In late 2017, the Theatre closed for six weeks to complete the first phase of its long-term restoration plan, a $6 million renovation that updated the electrical systems, re-seated the auditorium with seats designed to match the original look from 1926, added a new and expanded concessions stand and bar, installed a new emergency power system, and protected the building from storms by installing new storm rated windows and doors on the Florida Avenue side of the building. The seating capacity was reduced from 1,446 to 1,238 to improve comfort and legroom. A new carpet, designed to match the original 1926 design, was installed, as well as a new grand drape and valance for the proscenium arch also designed to match the original.

The lobby paint and plaster were restored to their original palette by crews from EverGreene Studios, in New York, including the replication of four tapestries to replace the faded and worn tapestries from 1926. The original tapestries were transferred to the Tampa Bay History Center for preservation.

In popular culture[edit]

The glam metal band Sleeze Beez filmed the music video for the song "Stranger Than Paradise" at the theater.[7][8]

Noted performers[edit]
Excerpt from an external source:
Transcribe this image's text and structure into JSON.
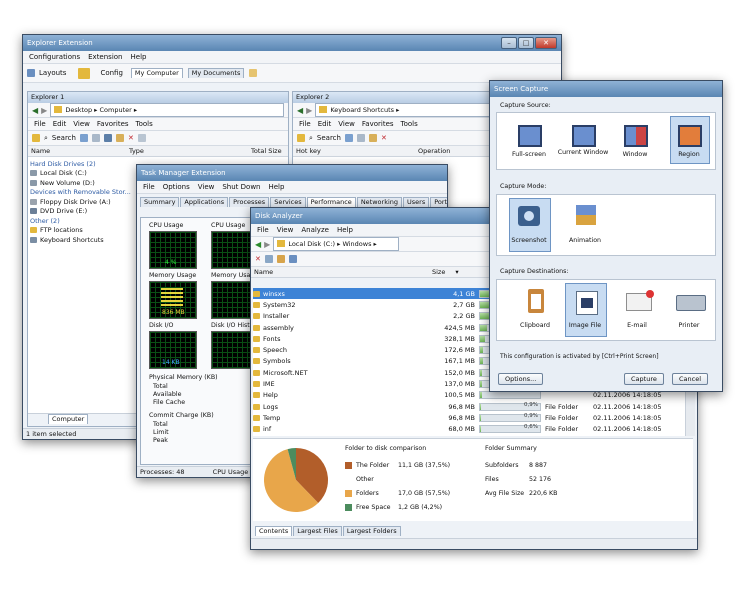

  1. ^ 1634–1699: McCusker, J. J. (1997). How Much Is That in Real Money? A Historical Price Index for Use as a Deflator of Money Values in the Economy of the United States: Addenda et Corrigenda (PDF). American Antiquarian Society. 1700–1799: McCusker, J. J. (1992). How Much Is That in Real Money? A Historical Price Index for Use as a Deflator of Money Values in the Economy of the United States (PDF). American Antiquarian Society. 1800–present: Federal Reserve Bank of Minneapolis. "Consumer Price Index (estimate) 1800–". Retrieved February 29, 2024.
  2. ^ "National Register Information System". National Register of Historic Places. National Park Service. July 9, 2010.
  3. ^ "Step Inside The Tampa Theatre". WUSF Public Media. Retrieved 2022-10-19.
  4. ^ "Preserving Tampa's History – Tampa Theater – Eclipse Building Corp". Retrieved 2022-10-19.
  5. ^ Todd Beck (15 August 2009). "Tampa Theatre Mighty Wurlitzer organ" (Video upload). YouTube. Google, Inc. Retrieved 3 May 2013.
  6. ^ Dalia Colon (1 May 2013). "After 87 Years, Tampa Theatre Goes Digital". WUSF News. Retrieved 3 May 2013.
  7. ^ applesandgrits (19 May 2009). "The Tampa Theatre" (Video upload). YouTube. Google, Inc. Retrieved 3 May 2013.
  8. ^ donvanspall (30 December 2007). "Sleeze Beez - Stranger Than Paradise" (Video upload). YouTube. Google, Inc. Retrieved 3 May 2013.
  9. ^ "Tampa Theatre, Tampa, FL, USA Concert Setlists | setlist.fm". setlist.fm.
  10. ^ Leilani Polk. "David Byrne at Tampa Theatre Review".
  11. ^ MaxSenn (12 March 2008). "Ani DiFranco - The Atom (03.11.2008) Tampa" (Video upload). YouTube. Google, Inc. Retrieved 3 May 2013.
  12. ^ Shelley Renee Perfect (9 March 2009). "Arlo Guthrie Tampa Theatre March 2009" (Video upload). YouTube. Google, Inc. Retrieved 3 May 2013.
  13. ^ alpine1985 (12 February 2009). "Old Crow Medicine Show with The Felice Brothers" (Video upload). YouTube. Google, Inc. Retrieved 3 May 2013.{{cite web}}: CS1 maint: numeric names: authors list (link)
  14. ^ "REH on the Road presents Andrew Dice Clay". TBNweekly.

External links[edit]